Editorial: Gaither handled defeat the right way
Give District Attorney Jay Gaither credit for this: When it became obvious Tuesday that he was going to lose badly in the Republican runoff, the last gasp in his attempt for a fourth term, he did what politicians are supposed to do when they lose – he took the high road.
Election campaigns have to draw sharp lines and point out opponents’ flaws – why are you running, after all, if you think the other fellow is doing just fine? – and at times it can seem personal. How could it not? If someone says you stink at your job, it’s going to hurt. “Politics ain’t beanbag,” as the saying goes.
That sting of personal rebuke probably takes a while to fade, but once the votes are cast there is nothing to be gained by appearing to hold a grudge. In fact, being negative can set bridges on fire and come back to hurt future endeavors, especially any future in politics.
Gaither recognized this. He made a cordial call to his opponent, David Learner, and in an interview with the News-Topic he said good things about him.

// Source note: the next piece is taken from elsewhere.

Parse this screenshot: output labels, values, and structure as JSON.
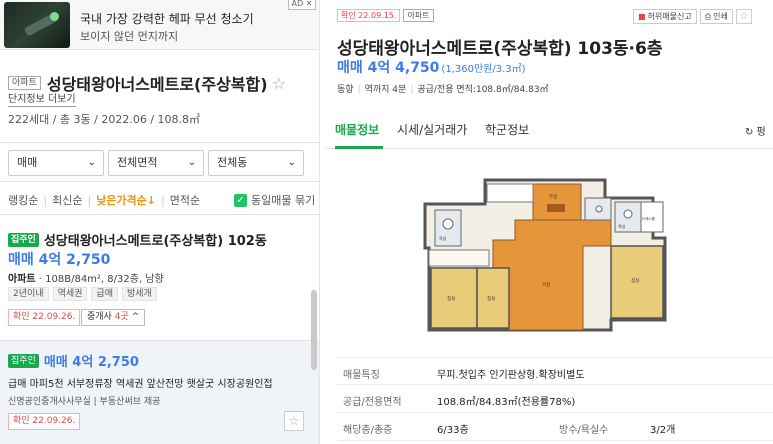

Learner and the people of the 25th District are well served by Gaither's actions.
In an interview Wednesday, Gaither didn't include elected politics among the things he would be interested in pursuing after his term ends in December. That may change with time, but how much of a path he would have for its may hinge on the outcome of the sexual harassment lawsuit filed against him by a former subordinate, Whitney Nicole Shaffer.
Whatever his defenders think of the motivations behind the lawsuit, the only apparent way Gaither’s on-the-record comments about the suit, that it was filed as retaliation for him firing Shaffer, can square with the allegations is if the entire fabric of the text messages he is accused of sending are fiction. It would take some moderate skill as a fiction writer to create such internally consistent dialog over so many pages, arguably a more difficult task than creating fake texts. Many of the texts are innocuous in content, but the dates on them were after the period that Gaither says he decided to fire Shaffer, so their tone makes no sense as exchanges in a tense, doomed work relationship.
Presumably, the lawsuit will not be dropped now that Gaither has lost. If it is, that would make it an expensive but also personally costly political maneuver – Shaffer, who still works as an assistant prosecutor, would find her future employment opportunities sharply curtailed, and she might find that even if she wins the suit.
We may be well into Learner’s four-year term before the lawsuit runs its course. If Gaither were to be vindicated, and perhaps if Learner proved not to be up to handling the job, might Gaither try to regain his office? His grace in defeat Tuesday at least means he hasn’t burned any bridges that he would need to make a return.